#### Task details
Every line below that carries the word "JSON" needs to be copied.

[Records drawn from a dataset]
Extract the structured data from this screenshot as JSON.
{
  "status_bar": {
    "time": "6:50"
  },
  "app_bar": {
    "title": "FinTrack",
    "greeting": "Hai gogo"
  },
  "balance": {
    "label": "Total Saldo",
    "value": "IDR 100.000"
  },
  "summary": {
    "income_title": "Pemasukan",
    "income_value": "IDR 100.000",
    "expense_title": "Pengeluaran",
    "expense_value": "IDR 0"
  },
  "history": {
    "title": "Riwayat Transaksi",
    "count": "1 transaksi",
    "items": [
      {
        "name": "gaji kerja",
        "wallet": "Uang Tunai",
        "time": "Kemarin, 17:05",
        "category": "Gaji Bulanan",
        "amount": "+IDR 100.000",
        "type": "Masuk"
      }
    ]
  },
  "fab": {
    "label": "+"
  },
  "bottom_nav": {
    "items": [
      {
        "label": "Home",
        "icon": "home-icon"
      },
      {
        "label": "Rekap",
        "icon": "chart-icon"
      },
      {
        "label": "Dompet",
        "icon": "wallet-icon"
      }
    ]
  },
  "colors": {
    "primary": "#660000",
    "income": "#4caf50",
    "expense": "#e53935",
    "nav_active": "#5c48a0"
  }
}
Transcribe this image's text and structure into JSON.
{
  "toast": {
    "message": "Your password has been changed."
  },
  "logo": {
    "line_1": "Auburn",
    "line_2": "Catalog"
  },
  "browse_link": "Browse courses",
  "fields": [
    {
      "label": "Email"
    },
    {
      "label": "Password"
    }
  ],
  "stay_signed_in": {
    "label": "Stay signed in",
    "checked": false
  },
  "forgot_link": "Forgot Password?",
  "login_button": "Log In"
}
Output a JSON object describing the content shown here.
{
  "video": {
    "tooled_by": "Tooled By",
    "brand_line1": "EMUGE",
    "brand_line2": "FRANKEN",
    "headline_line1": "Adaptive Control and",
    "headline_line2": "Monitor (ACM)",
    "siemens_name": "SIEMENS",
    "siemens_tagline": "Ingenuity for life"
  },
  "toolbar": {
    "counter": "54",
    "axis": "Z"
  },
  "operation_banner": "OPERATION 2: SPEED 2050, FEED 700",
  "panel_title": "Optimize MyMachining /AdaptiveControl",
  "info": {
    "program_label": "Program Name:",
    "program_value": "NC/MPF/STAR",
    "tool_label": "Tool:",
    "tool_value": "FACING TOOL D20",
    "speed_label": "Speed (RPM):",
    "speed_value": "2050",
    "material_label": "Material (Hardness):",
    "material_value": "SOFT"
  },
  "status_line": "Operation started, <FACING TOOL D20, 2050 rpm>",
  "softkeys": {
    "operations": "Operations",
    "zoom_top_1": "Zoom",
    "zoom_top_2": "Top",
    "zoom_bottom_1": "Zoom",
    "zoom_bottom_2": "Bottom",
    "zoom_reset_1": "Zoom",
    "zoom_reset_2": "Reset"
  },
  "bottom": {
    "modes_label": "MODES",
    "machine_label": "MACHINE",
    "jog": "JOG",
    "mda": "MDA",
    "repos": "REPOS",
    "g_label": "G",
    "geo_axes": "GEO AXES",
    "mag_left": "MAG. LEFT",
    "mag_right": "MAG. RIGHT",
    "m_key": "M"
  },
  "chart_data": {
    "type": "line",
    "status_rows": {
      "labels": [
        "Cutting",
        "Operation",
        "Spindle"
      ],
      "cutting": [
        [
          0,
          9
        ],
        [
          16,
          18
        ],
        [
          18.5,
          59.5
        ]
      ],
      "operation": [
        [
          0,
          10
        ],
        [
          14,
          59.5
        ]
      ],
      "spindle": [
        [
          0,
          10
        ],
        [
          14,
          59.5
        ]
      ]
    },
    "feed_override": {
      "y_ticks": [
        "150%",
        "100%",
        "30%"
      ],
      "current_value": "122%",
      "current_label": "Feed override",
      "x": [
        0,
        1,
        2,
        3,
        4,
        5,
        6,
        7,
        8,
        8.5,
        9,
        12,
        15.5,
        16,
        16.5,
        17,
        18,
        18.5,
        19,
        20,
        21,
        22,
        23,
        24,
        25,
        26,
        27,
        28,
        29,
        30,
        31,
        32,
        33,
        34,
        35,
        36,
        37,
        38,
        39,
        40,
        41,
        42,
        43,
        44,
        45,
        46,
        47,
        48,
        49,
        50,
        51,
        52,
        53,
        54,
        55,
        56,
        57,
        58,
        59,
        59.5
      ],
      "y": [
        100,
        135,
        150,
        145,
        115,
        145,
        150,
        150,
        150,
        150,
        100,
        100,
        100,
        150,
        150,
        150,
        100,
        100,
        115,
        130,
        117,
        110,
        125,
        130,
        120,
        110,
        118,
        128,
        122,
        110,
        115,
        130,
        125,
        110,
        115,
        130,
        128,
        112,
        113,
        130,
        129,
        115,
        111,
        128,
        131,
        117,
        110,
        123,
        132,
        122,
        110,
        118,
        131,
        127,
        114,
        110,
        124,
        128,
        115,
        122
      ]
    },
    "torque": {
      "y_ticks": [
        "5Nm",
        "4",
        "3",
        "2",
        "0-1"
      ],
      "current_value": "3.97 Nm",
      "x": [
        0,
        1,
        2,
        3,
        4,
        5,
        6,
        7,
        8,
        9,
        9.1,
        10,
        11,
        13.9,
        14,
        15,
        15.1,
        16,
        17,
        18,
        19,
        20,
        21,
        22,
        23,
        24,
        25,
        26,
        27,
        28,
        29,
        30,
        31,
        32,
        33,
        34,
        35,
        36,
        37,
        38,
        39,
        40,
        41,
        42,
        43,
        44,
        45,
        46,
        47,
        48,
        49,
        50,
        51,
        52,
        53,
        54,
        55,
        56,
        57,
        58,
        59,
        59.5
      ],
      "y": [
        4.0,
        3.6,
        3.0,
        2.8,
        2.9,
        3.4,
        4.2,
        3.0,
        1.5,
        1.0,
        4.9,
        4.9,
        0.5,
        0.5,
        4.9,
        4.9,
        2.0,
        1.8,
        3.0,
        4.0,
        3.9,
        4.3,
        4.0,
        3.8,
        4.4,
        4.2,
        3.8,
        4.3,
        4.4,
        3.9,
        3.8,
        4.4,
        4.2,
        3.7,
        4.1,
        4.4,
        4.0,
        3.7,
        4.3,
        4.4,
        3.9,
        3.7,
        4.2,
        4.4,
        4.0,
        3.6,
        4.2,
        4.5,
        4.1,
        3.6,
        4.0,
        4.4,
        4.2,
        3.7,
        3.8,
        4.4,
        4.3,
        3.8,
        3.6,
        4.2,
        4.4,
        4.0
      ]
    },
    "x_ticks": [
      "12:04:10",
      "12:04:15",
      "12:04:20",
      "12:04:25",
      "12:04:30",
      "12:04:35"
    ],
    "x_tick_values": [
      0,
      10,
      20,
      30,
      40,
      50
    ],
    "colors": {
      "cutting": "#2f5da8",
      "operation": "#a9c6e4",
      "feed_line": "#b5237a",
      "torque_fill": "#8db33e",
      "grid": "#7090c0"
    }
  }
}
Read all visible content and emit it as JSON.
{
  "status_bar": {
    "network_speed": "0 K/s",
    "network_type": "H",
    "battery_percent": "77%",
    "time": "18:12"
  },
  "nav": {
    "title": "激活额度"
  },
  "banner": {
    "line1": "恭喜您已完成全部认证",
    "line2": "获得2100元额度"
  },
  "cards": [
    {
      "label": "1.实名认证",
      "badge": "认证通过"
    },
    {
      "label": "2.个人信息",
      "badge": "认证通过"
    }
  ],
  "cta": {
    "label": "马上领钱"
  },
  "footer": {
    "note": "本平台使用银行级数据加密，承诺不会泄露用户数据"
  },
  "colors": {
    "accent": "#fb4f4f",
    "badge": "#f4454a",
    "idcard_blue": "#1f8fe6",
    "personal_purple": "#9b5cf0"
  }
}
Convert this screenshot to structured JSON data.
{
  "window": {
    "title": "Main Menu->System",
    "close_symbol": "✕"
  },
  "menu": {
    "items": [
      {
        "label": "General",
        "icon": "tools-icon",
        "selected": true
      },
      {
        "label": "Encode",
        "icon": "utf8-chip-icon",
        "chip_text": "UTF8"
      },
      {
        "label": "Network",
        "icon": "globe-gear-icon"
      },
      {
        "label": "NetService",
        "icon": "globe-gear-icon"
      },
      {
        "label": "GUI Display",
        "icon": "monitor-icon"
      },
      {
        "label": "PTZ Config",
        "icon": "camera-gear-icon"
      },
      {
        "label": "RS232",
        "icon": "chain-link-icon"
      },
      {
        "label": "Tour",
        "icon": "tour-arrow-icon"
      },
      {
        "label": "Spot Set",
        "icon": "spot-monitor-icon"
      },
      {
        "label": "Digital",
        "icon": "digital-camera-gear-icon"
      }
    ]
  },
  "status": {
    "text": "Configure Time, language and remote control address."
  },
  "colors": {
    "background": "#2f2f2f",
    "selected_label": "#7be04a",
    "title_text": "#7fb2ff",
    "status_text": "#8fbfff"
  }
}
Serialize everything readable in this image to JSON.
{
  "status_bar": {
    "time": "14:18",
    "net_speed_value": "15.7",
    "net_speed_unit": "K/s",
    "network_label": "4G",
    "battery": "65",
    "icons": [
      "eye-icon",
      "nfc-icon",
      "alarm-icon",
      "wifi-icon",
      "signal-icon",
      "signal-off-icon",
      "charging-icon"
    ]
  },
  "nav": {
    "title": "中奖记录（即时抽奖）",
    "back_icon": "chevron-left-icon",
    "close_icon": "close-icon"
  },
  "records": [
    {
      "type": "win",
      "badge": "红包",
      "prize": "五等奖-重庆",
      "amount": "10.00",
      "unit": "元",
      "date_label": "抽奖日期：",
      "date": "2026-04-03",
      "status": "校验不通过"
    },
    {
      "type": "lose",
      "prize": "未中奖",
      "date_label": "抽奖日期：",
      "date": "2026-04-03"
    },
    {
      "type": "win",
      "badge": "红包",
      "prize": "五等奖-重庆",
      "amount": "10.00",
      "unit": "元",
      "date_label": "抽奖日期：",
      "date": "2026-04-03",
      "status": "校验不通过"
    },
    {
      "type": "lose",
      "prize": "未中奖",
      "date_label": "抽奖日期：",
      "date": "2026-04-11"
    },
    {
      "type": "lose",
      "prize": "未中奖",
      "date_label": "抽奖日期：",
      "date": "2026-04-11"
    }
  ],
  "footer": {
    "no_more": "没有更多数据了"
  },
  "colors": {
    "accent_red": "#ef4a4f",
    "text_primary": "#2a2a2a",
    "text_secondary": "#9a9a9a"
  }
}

#### Exercise output
Extract the structured data from this screenshot as JSON.
Transcribe this image's text and structure into JSON.
Output a JSON object describing the content shown here.
Read all visible content and emit it as JSON.
Convert this screenshot to structured JSON data.
Serialize everything readable in this image to JSON.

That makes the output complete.